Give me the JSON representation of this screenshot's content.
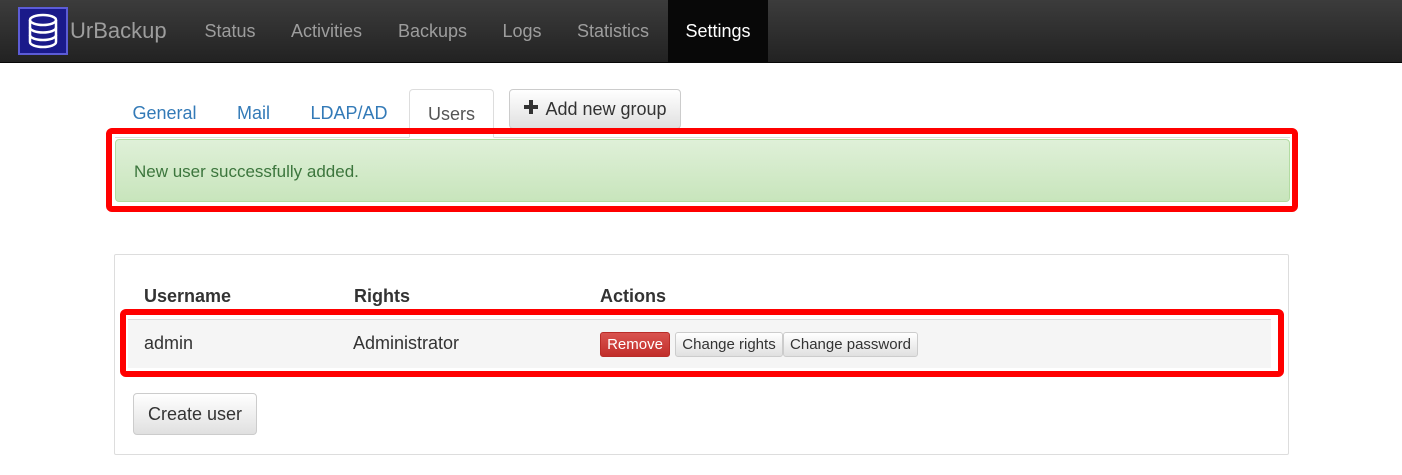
{
  "app": {
    "brand_name": "UrBackup",
    "brand_color": "#1a1a8a"
  },
  "nav": {
    "items": [
      {
        "label": "Status",
        "active": false
      },
      {
        "label": "Activities",
        "active": false
      },
      {
        "label": "Backups",
        "active": false
      },
      {
        "label": "Logs",
        "active": false
      },
      {
        "label": "Statistics",
        "active": false
      },
      {
        "label": "Settings",
        "active": true
      }
    ]
  },
  "tabs": {
    "items": [
      {
        "label": "General",
        "active": false
      },
      {
        "label": "Mail",
        "active": false
      },
      {
        "label": "LDAP/AD",
        "active": false
      },
      {
        "label": "Users",
        "active": true
      }
    ],
    "add_group_label": "Add new group",
    "add_group_icon": "plus-icon"
  },
  "alert": {
    "message": "New user successfully added.",
    "type": "success",
    "color": "#3c763d"
  },
  "users_table": {
    "headers": [
      "Username",
      "Rights",
      "Actions"
    ],
    "rows": [
      {
        "username": "admin",
        "rights": "Administrator",
        "actions": {
          "remove": "Remove",
          "change_rights": "Change rights",
          "change_password": "Change password"
        }
      }
    ],
    "create_label": "Create user"
  },
  "colors": {
    "highlight": "#ff0000",
    "danger": "#d9534f",
    "link": "#337ab7"
  }
}
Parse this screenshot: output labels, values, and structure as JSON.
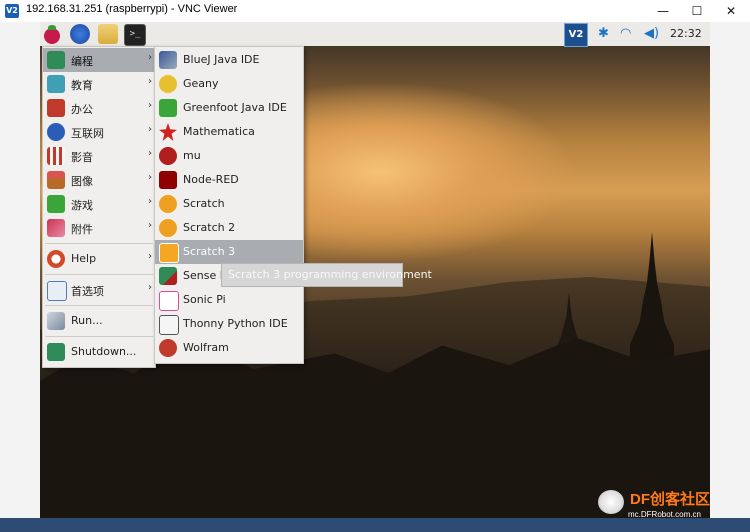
{
  "window": {
    "logo": "V2",
    "title": "192.168.31.251 (raspberrypi) - VNC Viewer",
    "min_icon": "minimize-icon",
    "max_icon": "maximize-icon",
    "close_icon": "close-icon",
    "min_glyph": "—",
    "max_glyph": "☐",
    "close_glyph": "✕"
  },
  "taskbar": {
    "clock": "22:32",
    "vnc_tray": "V2"
  },
  "main_menu": {
    "items": [
      {
        "label": "编程",
        "icon": "programming-icon",
        "color": "#2e8b57"
      },
      {
        "label": "教育",
        "icon": "education-icon",
        "color": "#3fa0b5"
      },
      {
        "label": "办公",
        "icon": "office-icon",
        "color": "#c0392b"
      },
      {
        "label": "互联网",
        "icon": "internet-icon",
        "color": "#2a5db8"
      },
      {
        "label": "影音",
        "icon": "sound-video-icon",
        "color": "#c0392b"
      },
      {
        "label": "图像",
        "icon": "graphics-icon",
        "color": "#b86a2a"
      },
      {
        "label": "游戏",
        "icon": "games-icon",
        "color": "#3aa63a"
      },
      {
        "label": "附件",
        "icon": "accessories-icon",
        "color": "#cc3355"
      },
      {
        "label": "Help",
        "icon": "help-icon",
        "color": "#d04a2a"
      },
      {
        "label": "首选项",
        "icon": "preferences-icon",
        "color": "#4a7fb5"
      },
      {
        "label": "Run...",
        "icon": "run-icon",
        "color": "#7a8aa0"
      },
      {
        "label": "Shutdown...",
        "icon": "shutdown-icon",
        "color": "#2e8b57"
      }
    ],
    "arrow": "›"
  },
  "submenu": {
    "items": [
      {
        "label": "BlueJ Java IDE",
        "icon": "bluej-icon",
        "color": "#3b5998"
      },
      {
        "label": "Geany",
        "icon": "geany-icon",
        "color": "#e6c030"
      },
      {
        "label": "Greenfoot Java IDE",
        "icon": "greenfoot-icon",
        "color": "#3aa63a"
      },
      {
        "label": "Mathematica",
        "icon": "mathematica-icon",
        "color": "#d0231f"
      },
      {
        "label": "mu",
        "icon": "mu-icon",
        "color": "#b01e1e"
      },
      {
        "label": "Node-RED",
        "icon": "node-red-icon",
        "color": "#8f0000"
      },
      {
        "label": "Scratch",
        "icon": "scratch-icon",
        "color": "#f0a020"
      },
      {
        "label": "Scratch 2",
        "icon": "scratch2-icon",
        "color": "#f0a020"
      },
      {
        "label": "Scratch 3",
        "icon": "scratch3-icon",
        "color": "#f5a623"
      },
      {
        "label": "Sense H",
        "icon": "sense-hat-icon",
        "color": "#2e8b57"
      },
      {
        "label": "Sonic Pi",
        "icon": "sonic-pi-icon",
        "color": "#e04a9a"
      },
      {
        "label": "Thonny Python IDE",
        "icon": "thonny-icon",
        "color": "#555555"
      },
      {
        "label": "Wolfram",
        "icon": "wolfram-icon",
        "color": "#c0392b"
      }
    ]
  },
  "tooltip": "Scratch 3 programming environment",
  "host_taskbar_text": "...",
  "watermark": {
    "title": "DF创客社区",
    "url": "mc.DFRobot.com.cn"
  }
}
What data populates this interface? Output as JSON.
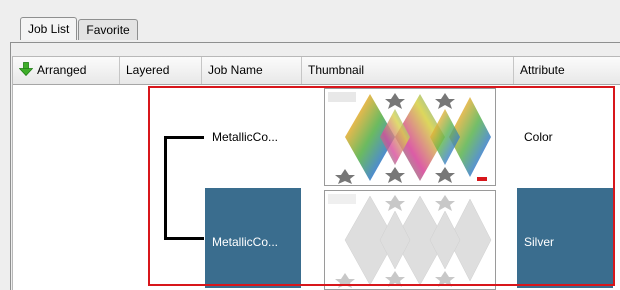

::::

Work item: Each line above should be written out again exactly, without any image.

Task output:
Give me the JSON representation of this screenshot's content.
{
  "app": {
    "brand_name": "UrBackup",
    "brand_color": "#1a1a8a"
  },
  "nav": {
    "items": [
      {
        "label": "Status",
        "active": false
      },
      {
        "label": "Activities",
        "active": false
      },
      {
        "label": "Backups",
        "active": false
      },
      {
        "label": "Logs",
        "active": false
      },
      {
        "label": "Statistics",
        "active": false
      },
      {
        "label": "Settings",
        "active": true
      }
    ]
  },
  "tabs": {
    "items": [
      {
        "label": "General",
        "active": false
      },
      {
        "label": "Mail",
        "active": false
      },
      {
        "label": "LDAP/AD",
        "active": false
      },
      {
        "label": "Users",
        "active": true
      }
    ],
    "add_group_label": "Add new group",
    "add_group_icon": "plus-icon"
  },
  "alert": {
    "message": "New user successfully added.",
    "type": "success",
    "color": "#3c763d"
  },
  "users_table": {
    "headers": [
      "Username",
      "Rights",
      "Actions"
    ],
    "rows": [
      {
        "username": "admin",
        "rights": "Administrator",
        "actions": {
          "remove": "Remove",
          "change_rights": "Change rights",
          "change_password": "Change password"
        }
      }
    ],
    "create_label": "Create user"
  },
  "colors": {
    "highlight": "#ff0000",
    "danger": "#d9534f",
    "link": "#337ab7"
  }
}
Parse this screenshot: output labels, values, and structure as JSON.
{
  "window": {
    "logo": "V2",
    "title": "192.168.31.251 (raspberrypi) - VNC Viewer",
    "min_icon": "minimize-icon",
    "max_icon": "maximize-icon",
    "close_icon": "close-icon",
    "min_glyph": "—",
    "max_glyph": "☐",
    "close_glyph": "✕"
  },
  "taskbar": {
    "clock": "22:32",
    "vnc_tray": "V2"
  },
  "main_menu": {
    "items": [
      {
        "label": "编程",
        "icon": "programming-icon",
        "color": "#2e8b57"
      },
      {
        "label": "教育",
        "icon": "education-icon",
        "color": "#3fa0b5"
      },
      {
        "label": "办公",
        "icon": "office-icon",
        "color": "#c0392b"
      },
      {
        "label": "互联网",
        "icon": "internet-icon",
        "color": "#2a5db8"
      },
      {
        "label": "影音",
        "icon": "sound-video-icon",
        "color": "#c0392b"
      },
      {
        "label": "图像",
        "icon": "graphics-icon",
        "color": "#b86a2a"
      },
      {
        "label": "游戏",
        "icon": "games-icon",
        "color": "#3aa63a"
      },
      {
        "label": "附件",
        "icon": "accessories-icon",
        "color": "#cc3355"
      },
      {
        "label": "Help",
        "icon": "help-icon",
        "color": "#d04a2a"
      },
      {
        "label": "首选项",
        "icon": "preferences-icon",
        "color": "#4a7fb5"
      },
      {
        "label": "Run...",
        "icon": "run-icon",
        "color": "#7a8aa0"
      },
      {
        "label": "Shutdown...",
        "icon": "shutdown-icon",
        "color": "#2e8b57"
      }
    ],
    "arrow": "›"
  },
  "submenu": {
    "items": [
      {
        "label": "BlueJ Java IDE",
        "icon": "bluej-icon",
        "color": "#3b5998"
      },
      {
        "label": "Geany",
        "icon": "geany-icon",
        "color": "#e6c030"
      },
      {
        "label": "Greenfoot Java IDE",
        "icon": "greenfoot-icon",
        "color": "#3aa63a"
      },
      {
        "label": "Mathematica",
        "icon": "mathematica-icon",
        "color": "#d0231f"
      },
      {
        "label": "mu",
        "icon": "mu-icon",
        "color": "#b01e1e"
      },
      {
        "label": "Node-RED",
        "icon": "node-red-icon",
        "color": "#8f0000"
      },
      {
        "label": "Scratch",
        "icon": "scratch-icon",
        "color": "#f0a020"
      },
      {
        "label": "Scratch 2",
        "icon": "scratch2-icon",
        "color": "#f0a020"
      },
      {
        "label": "Scratch 3",
        "icon": "scratch3-icon",
        "color": "#f5a623"
      },
      {
        "label": "Sense H",
        "icon": "sense-hat-icon",
        "color": "#2e8b57"
      },
      {
        "label": "Sonic Pi",
        "icon": "sonic-pi-icon",
        "color": "#e04a9a"
      },
      {
        "label": "Thonny Python IDE",
        "icon": "thonny-icon",
        "color": "#555555"
      },
      {
        "label": "Wolfram",
        "icon": "wolfram-icon",
        "color": "#c0392b"
      }
    ]
  },
  "tooltip": "Scratch 3 programming environment",
  "host_taskbar_text": "...",
  "watermark": {
    "title": "DF创客社区",
    "url": "mc.DFRobot.com.cn"
  }
}
What data populates this interface? Output as JSON.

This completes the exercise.